Lilja: Do you think you can convince him to do something original for you, something that hasn’t been published before?
Joe Quesada: You know that is putting the cart way before the horse. We have one issue of The Dark Tower now, he’s talking about possible doing The Stand, I’m happy with what we’re getting but believe me, if he ever want to write or release a story, an original story as a comic book first I don’t think we would have a problem with that. [laugh]
Lilja: So your not gonna say “No”? [laugh]
Joe Quesada: No! [laugh]
Lilja: OK, it was very nice talking to you. Can you leave me with any scoop?
Joe Quesada: I will say this. One of the things I found most fascinating was at our first meeting with Mr. King. Again, I have sat across the table from many of the best writers in the business but there was something about Mr. King. When he started talking stories and he was creating some material for The Dark Tower. He sort of just sat there, he sort of looked up at the ceiling and it was almost as if the ideas was floating in front of him and he was plucking them out of mid air. And he just sat there and recited a story for us that he just made up on the spot. And it had the structure of a middle, beginning and end, a satisfying end. He sat there and like “is that good?” and we’re like “Yeah!” I have never seen anyone do anything like that, I mean he was really…it was magical. It’s the only way I can describe it. Absolutely magical.
Lilja: Yeah, he is very talented.
Joe Quesada: I would think that is an understatement [laugh]

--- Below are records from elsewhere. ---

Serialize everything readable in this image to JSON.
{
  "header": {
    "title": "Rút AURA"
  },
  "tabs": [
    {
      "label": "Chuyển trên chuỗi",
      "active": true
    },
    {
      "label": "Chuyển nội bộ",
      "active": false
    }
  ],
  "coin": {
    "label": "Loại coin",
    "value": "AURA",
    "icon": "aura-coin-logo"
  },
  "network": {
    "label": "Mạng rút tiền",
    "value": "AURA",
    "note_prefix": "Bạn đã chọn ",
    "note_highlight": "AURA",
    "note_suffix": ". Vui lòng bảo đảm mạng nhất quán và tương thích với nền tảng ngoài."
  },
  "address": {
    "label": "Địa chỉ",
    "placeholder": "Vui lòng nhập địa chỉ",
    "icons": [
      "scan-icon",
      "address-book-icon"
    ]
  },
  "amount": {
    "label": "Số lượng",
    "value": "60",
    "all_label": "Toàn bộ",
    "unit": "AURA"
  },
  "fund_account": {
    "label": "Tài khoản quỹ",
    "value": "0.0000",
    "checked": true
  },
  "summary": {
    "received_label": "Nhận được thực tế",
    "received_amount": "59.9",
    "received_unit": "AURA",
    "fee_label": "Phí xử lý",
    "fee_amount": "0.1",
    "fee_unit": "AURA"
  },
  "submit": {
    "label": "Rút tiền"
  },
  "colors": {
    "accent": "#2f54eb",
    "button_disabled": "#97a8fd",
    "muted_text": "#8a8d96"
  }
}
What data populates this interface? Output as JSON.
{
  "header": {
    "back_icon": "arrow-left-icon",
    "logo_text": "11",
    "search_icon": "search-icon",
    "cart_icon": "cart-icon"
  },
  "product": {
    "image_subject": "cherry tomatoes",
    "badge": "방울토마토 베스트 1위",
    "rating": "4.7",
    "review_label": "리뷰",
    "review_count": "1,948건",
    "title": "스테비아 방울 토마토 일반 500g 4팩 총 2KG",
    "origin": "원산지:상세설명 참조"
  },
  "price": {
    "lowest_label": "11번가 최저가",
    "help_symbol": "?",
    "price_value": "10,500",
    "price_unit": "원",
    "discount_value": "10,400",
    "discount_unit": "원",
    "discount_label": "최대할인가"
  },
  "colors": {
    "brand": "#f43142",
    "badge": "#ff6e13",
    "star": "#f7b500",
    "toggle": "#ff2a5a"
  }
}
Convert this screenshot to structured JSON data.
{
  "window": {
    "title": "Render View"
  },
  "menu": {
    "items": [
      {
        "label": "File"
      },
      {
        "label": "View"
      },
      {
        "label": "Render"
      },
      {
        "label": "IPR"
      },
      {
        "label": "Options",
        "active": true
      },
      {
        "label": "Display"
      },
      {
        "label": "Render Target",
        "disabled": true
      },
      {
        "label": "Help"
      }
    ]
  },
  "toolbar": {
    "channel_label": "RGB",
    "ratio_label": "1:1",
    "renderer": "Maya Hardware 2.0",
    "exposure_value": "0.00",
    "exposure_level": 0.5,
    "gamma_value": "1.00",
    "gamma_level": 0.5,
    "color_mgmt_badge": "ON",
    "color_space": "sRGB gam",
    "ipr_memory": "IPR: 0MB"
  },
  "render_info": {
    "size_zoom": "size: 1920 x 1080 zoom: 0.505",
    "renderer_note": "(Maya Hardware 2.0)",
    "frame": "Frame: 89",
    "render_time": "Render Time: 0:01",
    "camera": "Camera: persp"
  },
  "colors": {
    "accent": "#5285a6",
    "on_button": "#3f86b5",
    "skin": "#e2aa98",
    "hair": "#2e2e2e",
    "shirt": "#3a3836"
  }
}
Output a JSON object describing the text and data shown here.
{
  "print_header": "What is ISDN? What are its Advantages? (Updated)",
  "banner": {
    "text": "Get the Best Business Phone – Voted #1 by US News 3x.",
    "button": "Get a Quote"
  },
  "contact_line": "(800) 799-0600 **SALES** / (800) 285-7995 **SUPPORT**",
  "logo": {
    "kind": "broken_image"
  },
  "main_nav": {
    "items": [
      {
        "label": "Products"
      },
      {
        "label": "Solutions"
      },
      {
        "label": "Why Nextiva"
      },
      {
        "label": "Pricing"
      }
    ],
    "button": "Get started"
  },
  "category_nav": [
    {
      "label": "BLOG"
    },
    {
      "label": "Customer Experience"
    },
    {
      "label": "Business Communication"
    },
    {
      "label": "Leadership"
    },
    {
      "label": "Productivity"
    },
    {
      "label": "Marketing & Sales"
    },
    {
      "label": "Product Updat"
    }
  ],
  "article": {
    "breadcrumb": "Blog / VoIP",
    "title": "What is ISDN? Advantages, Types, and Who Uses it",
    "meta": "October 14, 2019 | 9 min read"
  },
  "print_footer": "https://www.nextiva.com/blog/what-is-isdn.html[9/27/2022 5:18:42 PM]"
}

Lilja: Yeah. [laugh] OK, thanks for taking the time to talk to me.
Joe Quesada: Thanks man, take care.